Since the initial lockdown in March 2020, I have seen many sensible ways that the hospitality trade has had to diversify to keep business alive.
Coffee shop owners had to send home their staff, block off the entrance doors and continue to serve the British public with their daily caffeine hit through a makeshift serving hatch. Restaurant owners and chefs signed up to food delivery services such as Deliveroo and Uber Eats, while others closed the doors and created a dine at home service, with three-course meals delivered in the post ready for customers to simply reheat and serve at home.
Changing business models almost overnight is no mean feat, but that coupled with quickly introduced legislative changes relating to VAT has left the hospitality trade with a lot on its plate.
To boost customer demand, a reduced rate of 5% VAT was introduced for the hospitality sector. This rate will continue until 30 September 2021, when a hybrid rate of 12.5% will be introduced for a further six months before returning to 20% in March 2022.
Consider the VAT implications of a dine at home box: a three-course menu, some of which is designed to be eaten cold, some hot, along with a bottle of red wine for good measure, and not forgetting a handsome delivery charge.
Potentially, each of these items has a different rate of VAT and so there needs to be careful consideration as to how the offering is held out for sale to achieve the best possible commercial decision.
Is there a meal deal for a set price? Could ‘buy X and Y with the option of Z for a nominal amount’ work? How about a free item if others are purchased?

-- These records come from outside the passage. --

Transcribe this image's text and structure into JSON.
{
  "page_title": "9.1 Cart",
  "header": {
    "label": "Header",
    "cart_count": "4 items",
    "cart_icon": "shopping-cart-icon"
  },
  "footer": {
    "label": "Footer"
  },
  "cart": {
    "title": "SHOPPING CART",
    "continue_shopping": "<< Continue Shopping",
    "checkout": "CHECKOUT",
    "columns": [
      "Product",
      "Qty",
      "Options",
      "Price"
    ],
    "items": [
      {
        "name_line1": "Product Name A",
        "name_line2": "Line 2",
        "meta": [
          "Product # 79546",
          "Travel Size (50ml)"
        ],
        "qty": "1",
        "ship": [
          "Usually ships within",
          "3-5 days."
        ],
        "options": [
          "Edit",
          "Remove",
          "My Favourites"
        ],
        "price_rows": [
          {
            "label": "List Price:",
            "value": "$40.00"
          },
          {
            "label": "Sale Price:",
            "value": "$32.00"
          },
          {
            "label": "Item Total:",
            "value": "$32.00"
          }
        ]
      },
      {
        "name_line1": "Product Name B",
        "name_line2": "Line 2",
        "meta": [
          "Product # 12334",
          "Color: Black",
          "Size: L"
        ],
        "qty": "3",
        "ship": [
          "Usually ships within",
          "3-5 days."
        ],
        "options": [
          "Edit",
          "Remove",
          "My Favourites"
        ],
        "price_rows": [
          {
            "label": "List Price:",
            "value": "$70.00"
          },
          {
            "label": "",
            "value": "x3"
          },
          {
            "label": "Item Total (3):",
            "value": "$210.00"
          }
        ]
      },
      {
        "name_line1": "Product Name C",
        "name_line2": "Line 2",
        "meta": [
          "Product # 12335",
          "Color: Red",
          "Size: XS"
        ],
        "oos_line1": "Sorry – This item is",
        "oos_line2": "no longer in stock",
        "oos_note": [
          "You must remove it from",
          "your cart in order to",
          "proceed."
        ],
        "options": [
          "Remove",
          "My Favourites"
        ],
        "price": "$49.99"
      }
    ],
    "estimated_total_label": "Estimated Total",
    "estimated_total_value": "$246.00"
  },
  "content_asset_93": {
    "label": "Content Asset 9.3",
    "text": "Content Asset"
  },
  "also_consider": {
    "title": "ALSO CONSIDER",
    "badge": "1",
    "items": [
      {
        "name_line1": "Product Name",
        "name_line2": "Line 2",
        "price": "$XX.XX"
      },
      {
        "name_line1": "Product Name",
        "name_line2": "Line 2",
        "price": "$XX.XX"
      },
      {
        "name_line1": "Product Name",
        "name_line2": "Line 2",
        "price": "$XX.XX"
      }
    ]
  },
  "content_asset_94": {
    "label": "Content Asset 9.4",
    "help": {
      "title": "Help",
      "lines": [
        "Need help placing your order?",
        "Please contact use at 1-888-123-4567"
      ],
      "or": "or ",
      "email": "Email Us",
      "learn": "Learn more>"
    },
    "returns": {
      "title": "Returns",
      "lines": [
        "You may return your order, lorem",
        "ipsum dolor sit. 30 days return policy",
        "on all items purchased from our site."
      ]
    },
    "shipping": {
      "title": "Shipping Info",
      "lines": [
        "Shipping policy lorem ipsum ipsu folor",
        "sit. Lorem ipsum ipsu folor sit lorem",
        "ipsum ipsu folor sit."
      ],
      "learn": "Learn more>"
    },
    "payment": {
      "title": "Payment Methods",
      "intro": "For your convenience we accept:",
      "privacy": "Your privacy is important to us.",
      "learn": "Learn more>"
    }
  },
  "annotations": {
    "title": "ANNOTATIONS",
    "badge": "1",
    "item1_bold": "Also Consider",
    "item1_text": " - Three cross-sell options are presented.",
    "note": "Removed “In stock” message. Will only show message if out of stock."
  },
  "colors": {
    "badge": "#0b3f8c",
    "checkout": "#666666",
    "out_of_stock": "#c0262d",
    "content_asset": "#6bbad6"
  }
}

All the above options have the same outcome for the customer but have very different considerations from a VAT perspective. Therefore, the most suitable model should be adopted to meet the needs of your business and operations.